((

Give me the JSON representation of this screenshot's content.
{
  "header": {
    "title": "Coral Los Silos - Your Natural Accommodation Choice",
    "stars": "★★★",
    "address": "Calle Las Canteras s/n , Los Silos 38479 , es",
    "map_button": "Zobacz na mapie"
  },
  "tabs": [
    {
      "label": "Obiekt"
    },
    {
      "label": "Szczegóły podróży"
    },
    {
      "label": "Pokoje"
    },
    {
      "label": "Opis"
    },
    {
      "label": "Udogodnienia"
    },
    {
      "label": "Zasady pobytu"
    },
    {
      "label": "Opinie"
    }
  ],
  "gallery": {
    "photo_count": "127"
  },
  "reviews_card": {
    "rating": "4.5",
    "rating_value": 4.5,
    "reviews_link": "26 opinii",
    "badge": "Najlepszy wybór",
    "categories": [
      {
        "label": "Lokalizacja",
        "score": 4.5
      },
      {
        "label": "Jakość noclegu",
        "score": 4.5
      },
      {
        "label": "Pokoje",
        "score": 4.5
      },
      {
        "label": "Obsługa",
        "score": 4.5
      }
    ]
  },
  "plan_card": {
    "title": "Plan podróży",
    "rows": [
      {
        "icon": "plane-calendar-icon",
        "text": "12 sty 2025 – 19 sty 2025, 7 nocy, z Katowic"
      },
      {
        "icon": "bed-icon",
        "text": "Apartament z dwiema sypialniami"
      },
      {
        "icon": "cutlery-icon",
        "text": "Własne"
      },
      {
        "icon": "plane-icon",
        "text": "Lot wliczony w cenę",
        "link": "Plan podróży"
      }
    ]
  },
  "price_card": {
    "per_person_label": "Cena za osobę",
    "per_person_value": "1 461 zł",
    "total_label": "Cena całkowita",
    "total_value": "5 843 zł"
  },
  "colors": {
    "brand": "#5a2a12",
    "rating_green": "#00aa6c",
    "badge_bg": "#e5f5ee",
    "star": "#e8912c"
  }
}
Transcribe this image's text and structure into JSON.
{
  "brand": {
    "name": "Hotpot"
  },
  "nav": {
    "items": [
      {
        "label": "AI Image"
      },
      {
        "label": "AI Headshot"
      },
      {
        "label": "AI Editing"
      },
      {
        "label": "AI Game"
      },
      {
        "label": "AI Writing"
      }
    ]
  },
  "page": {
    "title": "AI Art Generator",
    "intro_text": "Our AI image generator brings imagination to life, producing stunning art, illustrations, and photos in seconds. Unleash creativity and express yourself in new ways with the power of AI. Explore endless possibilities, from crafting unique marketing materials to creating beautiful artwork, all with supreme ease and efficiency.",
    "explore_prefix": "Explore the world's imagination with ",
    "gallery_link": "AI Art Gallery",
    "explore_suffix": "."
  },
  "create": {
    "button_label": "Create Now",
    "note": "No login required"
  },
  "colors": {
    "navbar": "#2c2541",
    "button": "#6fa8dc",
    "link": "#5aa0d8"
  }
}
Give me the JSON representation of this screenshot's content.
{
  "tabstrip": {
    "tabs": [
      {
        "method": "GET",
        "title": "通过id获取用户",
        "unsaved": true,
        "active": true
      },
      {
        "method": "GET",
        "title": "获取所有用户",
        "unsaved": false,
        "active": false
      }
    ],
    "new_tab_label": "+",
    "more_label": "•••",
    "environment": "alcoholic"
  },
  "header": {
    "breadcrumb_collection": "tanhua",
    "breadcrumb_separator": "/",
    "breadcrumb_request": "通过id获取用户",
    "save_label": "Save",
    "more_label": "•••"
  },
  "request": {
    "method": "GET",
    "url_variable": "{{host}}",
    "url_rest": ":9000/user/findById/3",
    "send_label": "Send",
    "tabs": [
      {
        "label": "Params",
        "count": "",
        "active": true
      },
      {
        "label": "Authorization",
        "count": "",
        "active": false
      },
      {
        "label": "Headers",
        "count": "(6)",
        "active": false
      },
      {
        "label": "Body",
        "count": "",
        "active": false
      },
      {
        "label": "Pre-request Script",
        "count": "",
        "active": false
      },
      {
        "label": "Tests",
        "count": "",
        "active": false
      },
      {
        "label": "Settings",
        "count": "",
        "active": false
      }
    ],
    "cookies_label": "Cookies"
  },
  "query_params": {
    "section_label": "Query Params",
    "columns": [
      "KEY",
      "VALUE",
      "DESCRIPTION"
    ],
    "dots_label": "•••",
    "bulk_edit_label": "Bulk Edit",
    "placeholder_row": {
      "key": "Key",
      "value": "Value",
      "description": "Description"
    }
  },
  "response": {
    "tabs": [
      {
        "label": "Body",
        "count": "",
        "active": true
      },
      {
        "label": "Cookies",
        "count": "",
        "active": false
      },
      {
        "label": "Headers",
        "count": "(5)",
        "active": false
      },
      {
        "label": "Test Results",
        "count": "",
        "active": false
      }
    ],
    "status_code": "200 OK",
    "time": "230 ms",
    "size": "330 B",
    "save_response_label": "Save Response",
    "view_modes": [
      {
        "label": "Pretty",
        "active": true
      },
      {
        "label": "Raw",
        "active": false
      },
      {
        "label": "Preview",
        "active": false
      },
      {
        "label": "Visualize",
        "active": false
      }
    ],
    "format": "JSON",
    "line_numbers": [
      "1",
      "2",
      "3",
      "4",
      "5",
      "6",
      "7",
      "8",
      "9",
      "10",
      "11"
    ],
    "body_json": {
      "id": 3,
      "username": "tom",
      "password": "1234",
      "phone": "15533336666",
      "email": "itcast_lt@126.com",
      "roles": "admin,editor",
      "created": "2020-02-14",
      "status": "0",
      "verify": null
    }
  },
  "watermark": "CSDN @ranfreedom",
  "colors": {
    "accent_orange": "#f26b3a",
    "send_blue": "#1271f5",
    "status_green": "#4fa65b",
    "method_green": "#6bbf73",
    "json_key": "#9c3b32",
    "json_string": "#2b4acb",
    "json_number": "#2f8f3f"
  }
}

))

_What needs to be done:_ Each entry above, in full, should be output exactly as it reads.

_Response:_
Give me the JSON representation of this screenshot's content.
{
  "header": {
    "title": "Coral Los Silos - Your Natural Accommodation Choice",
    "stars": "★★★",
    "address": "Calle Las Canteras s/n , Los Silos 38479 , es",
    "map_button": "Zobacz na mapie"
  },
  "tabs": [
    {
      "label": "Obiekt"
    },
    {
      "label": "Szczegóły podróży"
    },
    {
      "label": "Pokoje"
    },
    {
      "label": "Opis"
    },
    {
      "label": "Udogodnienia"
    },
    {
      "label": "Zasady pobytu"
    },
    {
      "label": "Opinie"
    }
  ],
  "gallery": {
    "photo_count": "127"
  },
  "reviews_card": {
    "rating": "4.5",
    "rating_value": 4.5,
    "reviews_link": "26 opinii",
    "badge": "Najlepszy wybór",
    "categories": [
      {
        "label": "Lokalizacja",
        "score": 4.5
      },
      {
        "label": "Jakość noclegu",
        "score": 4.5
      },
      {
        "label": "Pokoje",
        "score": 4.5
      },
      {
        "label": "Obsługa",
        "score": 4.5
      }
    ]
  },
  "plan_card": {
    "title": "Plan podróży",
    "rows": [
      {
        "icon": "plane-calendar-icon",
        "text": "12 sty 2025 – 19 sty 2025, 7 nocy, z Katowic"
      },
      {
        "icon": "bed-icon",
        "text": "Apartament z dwiema sypialniami"
      },
      {
        "icon": "cutlery-icon",
        "text": "Własne"
      },
      {
        "icon": "plane-icon",
        "text": "Lot wliczony w cenę",
        "link": "Plan podróży"
      }
    ]
  },
  "price_card": {
    "per_person_label": "Cena za osobę",
    "per_person_value": "1 461 zł",
    "total_label": "Cena całkowita",
    "total_value": "5 843 zł"
  },
  "colors": {
    "brand": "#5a2a12",
    "rating_green": "#00aa6c",
    "badge_bg": "#e5f5ee",
    "star": "#e8912c"
  }
}
Transcribe this image's text and structure into JSON.
{
  "brand": {
    "name": "Hotpot"
  },
  "nav": {
    "items": [
      {
        "label": "AI Image"
      },
      {
        "label": "AI Headshot"
      },
      {
        "label": "AI Editing"
      },
      {
        "label": "AI Game"
      },
      {
        "label": "AI Writing"
      }
    ]
  },
  "page": {
    "title": "AI Art Generator",
    "intro_text": "Our AI image generator brings imagination to life, producing stunning art, illustrations, and photos in seconds. Unleash creativity and express yourself in new ways with the power of AI. Explore endless possibilities, from crafting unique marketing materials to creating beautiful artwork, all with supreme ease and efficiency.",
    "explore_prefix": "Explore the world's imagination with ",
    "gallery_link": "AI Art Gallery",
    "explore_suffix": "."
  },
  "create": {
    "button_label": "Create Now",
    "note": "No login required"
  },
  "colors": {
    "navbar": "#2c2541",
    "button": "#6fa8dc",
    "link": "#5aa0d8"
  }
}
Give me the JSON representation of this screenshot's content.
{
  "tabstrip": {
    "tabs": [
      {
        "method": "GET",
        "title": "通过id获取用户",
        "unsaved": true,
        "active": true
      },
      {
        "method": "GET",
        "title": "获取所有用户",
        "unsaved": false,
        "active": false
      }
    ],
    "new_tab_label": "+",
    "more_label": "•••",
    "environment": "alcoholic"
  },
  "header": {
    "breadcrumb_collection": "tanhua",
    "breadcrumb_separator": "/",
    "breadcrumb_request": "通过id获取用户",
    "save_label": "Save",
    "more_label": "•••"
  },
  "request": {
    "method": "GET",
    "url_variable": "{{host}}",
    "url_rest": ":9000/user/findById/3",
    "send_label": "Send",
    "tabs": [
      {
        "label": "Params",
        "count": "",
        "active": true
      },
      {
        "label": "Authorization",
        "count": "",
        "active": false
      },
      {
        "label": "Headers",
        "count": "(6)",
        "active": false
      },
      {
        "label": "Body",
        "count": "",
        "active": false
      },
      {
        "label": "Pre-request Script",
        "count": "",
        "active": false
      },
      {
        "label": "Tests",
        "count": "",
        "active": false
      },
      {
        "label": "Settings",
        "count": "",
        "active": false
      }
    ],
    "cookies_label": "Cookies"
  },
  "query_params": {
    "section_label": "Query Params",
    "columns": [
      "KEY",
      "VALUE",
      "DESCRIPTION"
    ],
    "dots_label": "•••",
    "bulk_edit_label": "Bulk Edit",
    "placeholder_row": {
      "key": "Key",
      "value": "Value",
      "description": "Description"
    }
  },
  "response": {
    "tabs": [
      {
        "label": "Body",
        "count": "",
        "active": true
      },
      {
        "label": "Cookies",
        "count": "",
        "active": false
      },
      {
        "label": "Headers",
        "count": "(5)",
        "active": false
      },
      {
        "label": "Test Results",
        "count": "",
        "active": false
      }
    ],
    "status_code": "200 OK",
    "time": "230 ms",
    "size": "330 B",
    "save_response_label": "Save Response",
    "view_modes": [
      {
        "label": "Pretty",
        "active": true
      },
      {
        "label": "Raw",
        "active": false
      },
      {
        "label": "Preview",
        "active": false
      },
      {
        "label": "Visualize",
        "active": false
      }
    ],
    "format": "JSON",
    "line_numbers": [
      "1",
      "2",
      "3",
      "4",
      "5",
      "6",
      "7",
      "8",
      "9",
      "10",
      "11"
    ],
    "body_json": {
      "id": 3,
      "username": "tom",
      "password": "1234",
      "phone": "15533336666",
      "email": "itcast_lt@126.com",
      "roles": "admin,editor",
      "created": "2020-02-14",
      "status": "0",
      "verify": null
    }
  },
  "watermark": "CSDN @ranfreedom",
  "colors": {
    "accent_orange": "#f26b3a",
    "send_blue": "#1271f5",
    "status_green": "#4fa65b",
    "method_green": "#6bbf73",
    "json_key": "#9c3b32",
    "json_string": "#2b4acb",
    "json_number": "#2f8f3f"
  }
}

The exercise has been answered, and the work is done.